Exercise directions: The records below must be retyped exactly.

(Items from a dataset)
Content starts

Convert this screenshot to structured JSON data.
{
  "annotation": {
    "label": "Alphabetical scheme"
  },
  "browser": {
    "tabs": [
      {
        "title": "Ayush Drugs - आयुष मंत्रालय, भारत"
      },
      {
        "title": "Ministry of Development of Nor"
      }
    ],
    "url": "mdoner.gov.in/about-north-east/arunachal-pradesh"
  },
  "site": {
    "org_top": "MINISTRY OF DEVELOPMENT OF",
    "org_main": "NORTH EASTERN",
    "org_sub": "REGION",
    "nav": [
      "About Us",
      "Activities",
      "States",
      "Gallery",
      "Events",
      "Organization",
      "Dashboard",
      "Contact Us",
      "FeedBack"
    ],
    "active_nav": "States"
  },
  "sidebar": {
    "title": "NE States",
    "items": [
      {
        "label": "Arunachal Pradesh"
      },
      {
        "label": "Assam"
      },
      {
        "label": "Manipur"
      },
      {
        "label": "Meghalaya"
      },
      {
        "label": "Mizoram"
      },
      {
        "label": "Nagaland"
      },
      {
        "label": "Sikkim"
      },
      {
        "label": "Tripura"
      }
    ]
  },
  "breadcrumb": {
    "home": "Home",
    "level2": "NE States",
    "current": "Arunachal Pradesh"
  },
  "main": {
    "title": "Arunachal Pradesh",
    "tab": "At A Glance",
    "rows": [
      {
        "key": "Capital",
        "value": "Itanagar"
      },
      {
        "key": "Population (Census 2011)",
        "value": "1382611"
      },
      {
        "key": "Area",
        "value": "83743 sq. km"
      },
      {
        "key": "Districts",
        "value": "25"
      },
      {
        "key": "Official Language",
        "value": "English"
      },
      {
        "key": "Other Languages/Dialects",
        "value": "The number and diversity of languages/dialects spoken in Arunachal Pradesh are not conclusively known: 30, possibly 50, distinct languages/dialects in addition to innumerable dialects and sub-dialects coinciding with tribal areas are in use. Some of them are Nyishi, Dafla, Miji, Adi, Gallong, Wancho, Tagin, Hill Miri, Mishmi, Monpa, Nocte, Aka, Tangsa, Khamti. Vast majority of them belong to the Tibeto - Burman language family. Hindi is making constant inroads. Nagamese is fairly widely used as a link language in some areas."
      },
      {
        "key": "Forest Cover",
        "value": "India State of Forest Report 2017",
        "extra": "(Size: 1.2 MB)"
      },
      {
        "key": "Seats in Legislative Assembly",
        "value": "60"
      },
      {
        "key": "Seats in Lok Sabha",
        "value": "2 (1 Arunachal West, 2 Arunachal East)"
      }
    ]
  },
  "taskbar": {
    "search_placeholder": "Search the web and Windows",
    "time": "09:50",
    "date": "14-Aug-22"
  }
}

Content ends

Answer area:
Convert this screenshot to structured JSON data.
{
  "annotation": {
    "label": "Alphabetical scheme"
  },
  "browser": {
    "tabs": [
      {
        "title": "Ayush Drugs - आयुष मंत्रालय, भारत"
      },
      {
        "title": "Ministry of Development of Nor"
      }
    ],
    "url": "mdoner.gov.in/about-north-east/arunachal-pradesh"
  },
  "site": {
    "org_top": "MINISTRY OF DEVELOPMENT OF",
    "org_main": "NORTH EASTERN",
    "org_sub": "REGION",
    "nav": [
      "About Us",
      "Activities",
      "States",
      "Gallery",
      "Events",
      "Organization",
      "Dashboard",
      "Contact Us",
      "FeedBack"
    ],
    "active_nav": "States"
  },
  "sidebar": {
    "title": "NE States",
    "items": [
      {
        "label": "Arunachal Pradesh"
      },
      {
        "label": "Assam"
      },
      {
        "label": "Manipur"
      },
      {
        "label": "Meghalaya"
      },
      {
        "label": "Mizoram"
      },
      {
        "label": "Nagaland"
      },
      {
        "label": "Sikkim"
      },
      {
        "label": "Tripura"
      }
    ]
  },
  "breadcrumb": {
    "home": "Home",
    "level2": "NE States",
    "current": "Arunachal Pradesh"
  },
  "main": {
    "title": "Arunachal Pradesh",
    "tab": "At A Glance",
    "rows": [
      {
        "key": "Capital",
        "value": "Itanagar"
      },
      {
        "key": "Population (Census 2011)",
        "value": "1382611"
      },
      {
        "key": "Area",
        "value": "83743 sq. km"
      },
      {
        "key": "Districts",
        "value": "25"
      },
      {
        "key": "Official Language",
        "value": "English"
      },
      {
        "key": "Other Languages/Dialects",
        "value": "The number and diversity of languages/dialects spoken in Arunachal Pradesh are not conclusively known: 30, possibly 50, distinct languages/dialects in addition to innumerable dialects and sub-dialects coinciding with tribal areas are in use. Some of them are Nyishi, Dafla, Miji, Adi, Gallong, Wancho, Tagin, Hill Miri, Mishmi, Monpa, Nocte, Aka, Tangsa, Khamti. Vast majority of them belong to the Tibeto - Burman language family. Hindi is making constant inroads. Nagamese is fairly widely used as a link language in some areas."
      },
      {
        "key": "Forest Cover",
        "value": "India State of Forest Report 2017",
        "extra": "(Size: 1.2 MB)"
      },
      {
        "key": "Seats in Legislative Assembly",
        "value": "60"
      },
      {
        "key": "Seats in Lok Sabha",
        "value": "2 (1 Arunachal West, 2 Arunachal East)"
      }
    ]
  },
  "taskbar": {
    "search_placeholder": "Search the web and Windows",
    "time": "09:50",
    "date": "14-Aug-22"
  }
}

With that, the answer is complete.